Home All New Browse Search About

Brave New World (1932)
Aldous Huxley
(click on names to see more mathematical fiction by the same author)

Contributed by "William E. Emba"

"Best known for its horrifying utopian vision of a future where children are manufactured for their role in society, the masses are kept happy with their feelies and drugs, and Henry Ford has posthumously usurped God, there is one small detail of higher mathematical interest: one of the more popular leisure time activities for the upper class is `Riemann surface tennis'.

"Huxley says nothing more than the sport is played on a Riemann surface. Presumably that means a rectangular courtyard with edges identified and duplicate balls fired in from matching locations when balls go out of bounds in the traditional sense.

"Also of note is, apparently, the first use of `super-string', which Huxley uses as a section in his futuristic orchestras. (Presumably Huxley was not thinking of 10-dimensional string instruments with six compactified dimensions.)"

More information about this work can be found at
(Note: This is just one work of mathematical fiction from the list. To see the entire list or to see more works of mathematical fiction, return to the Homepage.)

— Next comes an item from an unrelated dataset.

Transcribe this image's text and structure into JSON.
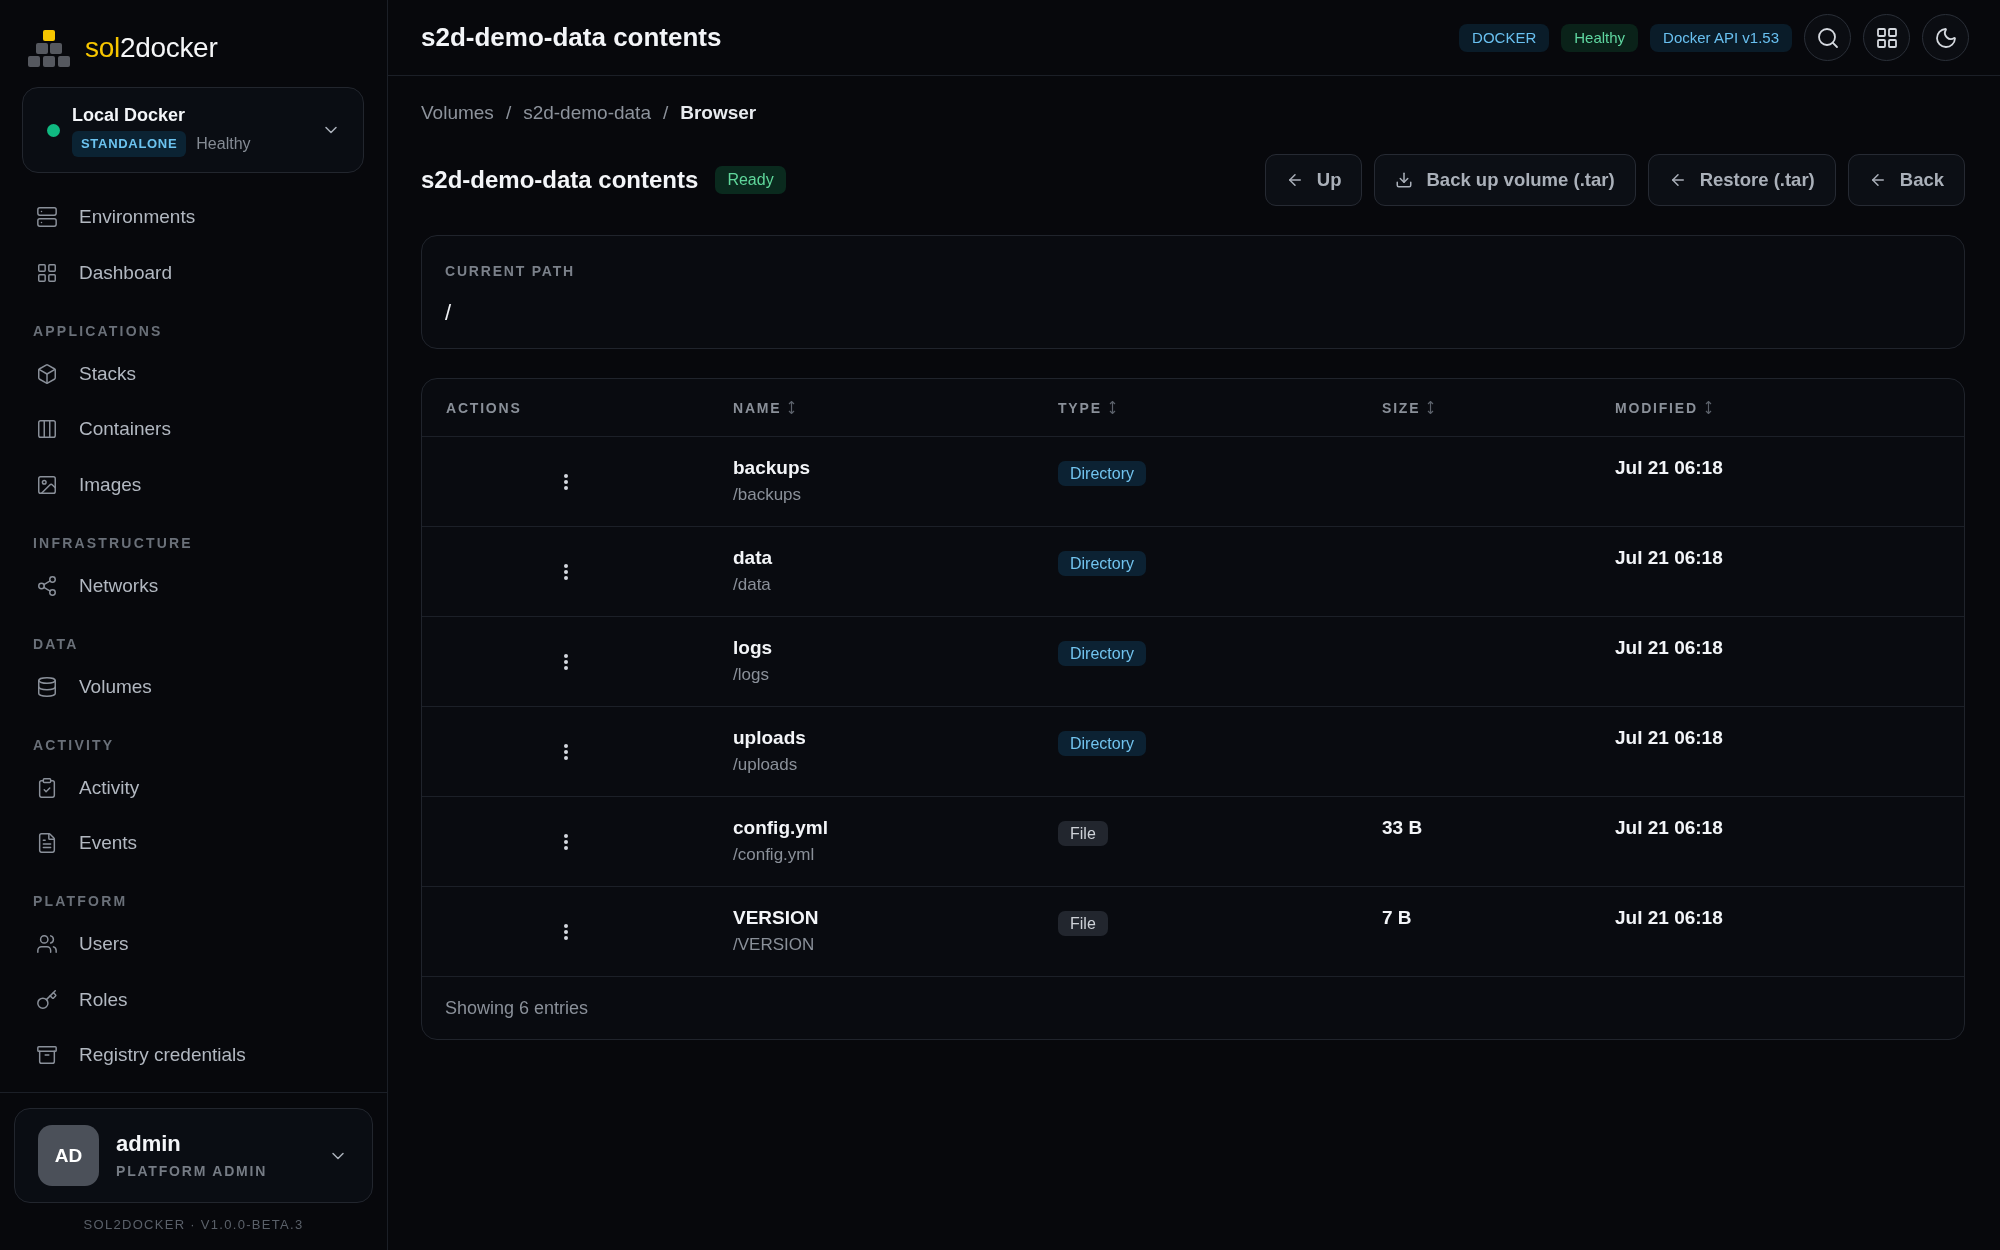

Works Similar to Brave New World
According to my `secret formula', the following works of mathematical fiction are similar to this one:
  1. We by Yevgeny Zamyatin
  2. The Disposessed by Ursula K. Le Guin
  3. Flatland: A Romance of Many Dimensions by Edwin Abbott Abbott
  4. Round the Moon by Jules Verne
  5. The Last Starship from Earth by John Boyd
  6. Young Archimedes by Aldous Huxley
  7. The Balloon Hoax by Edgar Allan Poe
  8. Star, Bright by Mark Clifton
  9. Micromegas by Fran├žois Marie Arouet de Voltaire
  10. Funes el Memorioso [Funes, His Memory] by Jorge Luis Borges
Ratings for Brave New World:
RatingsHave you seen/read this work of mathematical fiction? Then click here to enter your own votes on its mathematical content and literary quality or send me comments to post on this Webpage.
Mathematical Content:
1/5 (7 votes)
Literary Quality:
4.22/5 (9 votes)

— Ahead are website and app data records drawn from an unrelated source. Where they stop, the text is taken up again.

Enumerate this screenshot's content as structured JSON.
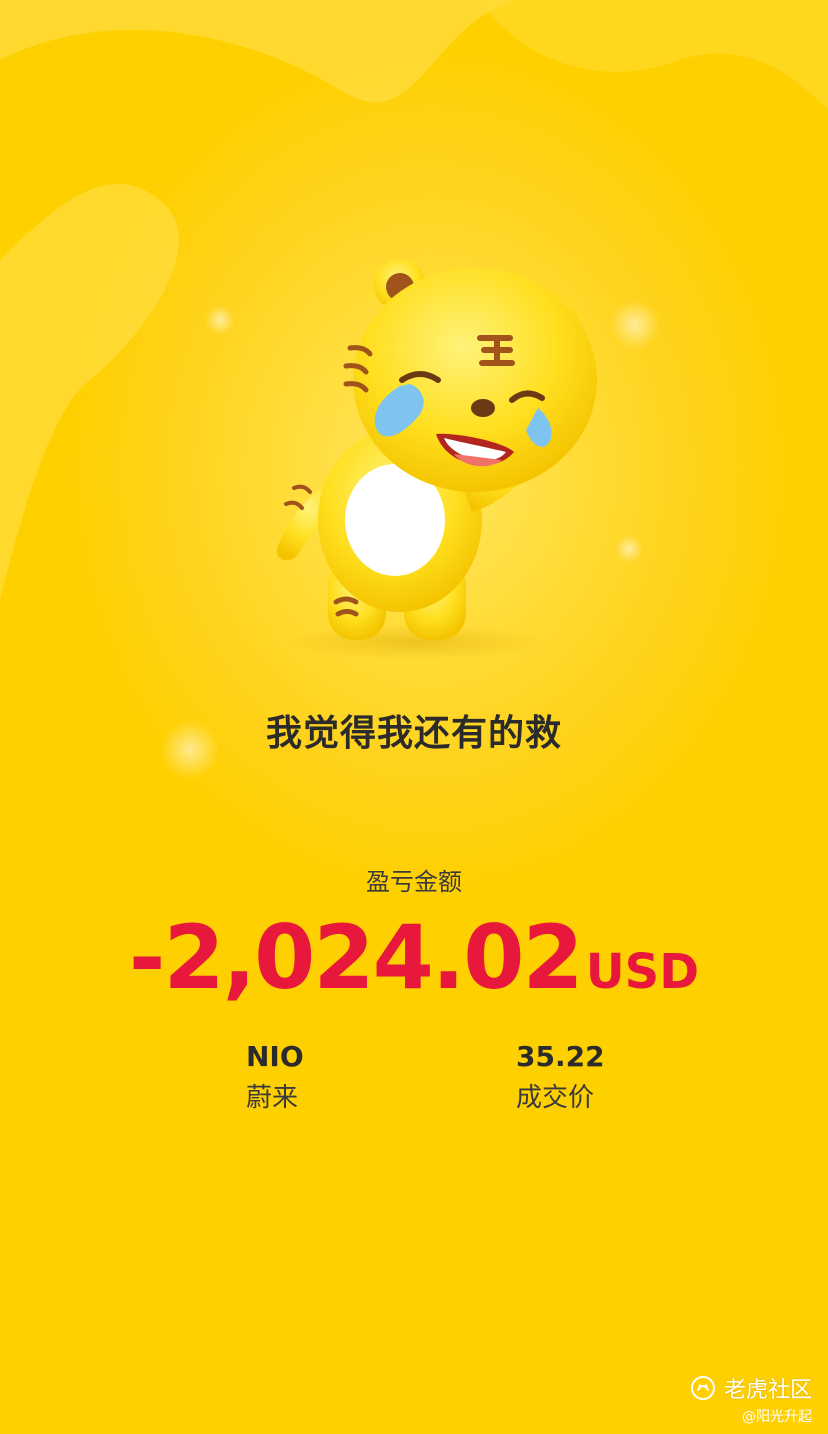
{
  "slogan": "我觉得我还有的救",
  "pnl": {
    "label": "盈亏金额",
    "amount": "-2,024.02",
    "currency": "USD"
  },
  "stock": {
    "symbol": "NIO",
    "name": "蔚来"
  },
  "price": {
    "value": "35.22",
    "label": "成交价"
  },
  "watermark": {
    "brand": "老虎社区",
    "user": "@阳光升起"
  },
  "colors": {
    "background": "#ffd21a",
    "loss": "#e8173c",
    "text": "#2b2b2b"
  },
  "icons": {
    "mascot": "crying-tiger-mascot",
    "brand_logo": "tiger-community-logo-icon"
  }
}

GenreScience Fiction,

Home All New Browse Search About

Exciting News: The 1,600th entry was recently added to this database of mathematical fiction! Also, for those of you interested in non-fictional math books let me (shamelessly) plug the recent release of the second edition of my soliton theory textbook.

(Maintained by Alex Kasman, College of Charleston)